Instructions to follow =>
Your answer should consist of the lines below that hold the word "time".

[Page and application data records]
------------------------
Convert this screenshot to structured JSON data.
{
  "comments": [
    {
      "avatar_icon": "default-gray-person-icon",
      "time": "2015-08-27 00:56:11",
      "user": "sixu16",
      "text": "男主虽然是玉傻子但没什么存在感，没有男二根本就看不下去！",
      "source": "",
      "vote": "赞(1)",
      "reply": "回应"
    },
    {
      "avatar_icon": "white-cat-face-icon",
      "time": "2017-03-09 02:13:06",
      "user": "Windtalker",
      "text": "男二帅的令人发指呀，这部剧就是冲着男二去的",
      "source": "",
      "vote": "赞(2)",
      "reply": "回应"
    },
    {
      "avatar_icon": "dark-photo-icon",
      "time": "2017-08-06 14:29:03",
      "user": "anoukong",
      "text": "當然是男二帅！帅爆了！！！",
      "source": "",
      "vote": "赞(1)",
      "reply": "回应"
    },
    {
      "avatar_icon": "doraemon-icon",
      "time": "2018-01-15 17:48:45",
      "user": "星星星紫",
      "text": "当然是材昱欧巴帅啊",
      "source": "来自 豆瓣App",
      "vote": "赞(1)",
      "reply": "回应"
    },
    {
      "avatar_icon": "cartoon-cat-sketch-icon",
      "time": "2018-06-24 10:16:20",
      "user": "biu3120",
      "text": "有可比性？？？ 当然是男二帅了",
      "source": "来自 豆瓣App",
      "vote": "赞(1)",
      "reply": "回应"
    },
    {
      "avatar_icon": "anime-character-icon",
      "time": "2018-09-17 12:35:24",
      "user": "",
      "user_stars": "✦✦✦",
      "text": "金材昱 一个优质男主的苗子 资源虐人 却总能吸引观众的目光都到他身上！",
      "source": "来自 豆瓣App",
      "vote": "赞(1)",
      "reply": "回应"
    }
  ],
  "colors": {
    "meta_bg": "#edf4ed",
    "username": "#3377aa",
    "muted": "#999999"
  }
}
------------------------
Answer space =>
      "time": "2015-08-27 00:56:11",
      "time": "2017-03-09 02:13:06",
      "time": "2017-08-06 14:29:03",
      "time": "2018-01-15 17:48:45",
      "time": "2018-06-24 10:16:20",
      "time": "2018-09-17 12:35:24",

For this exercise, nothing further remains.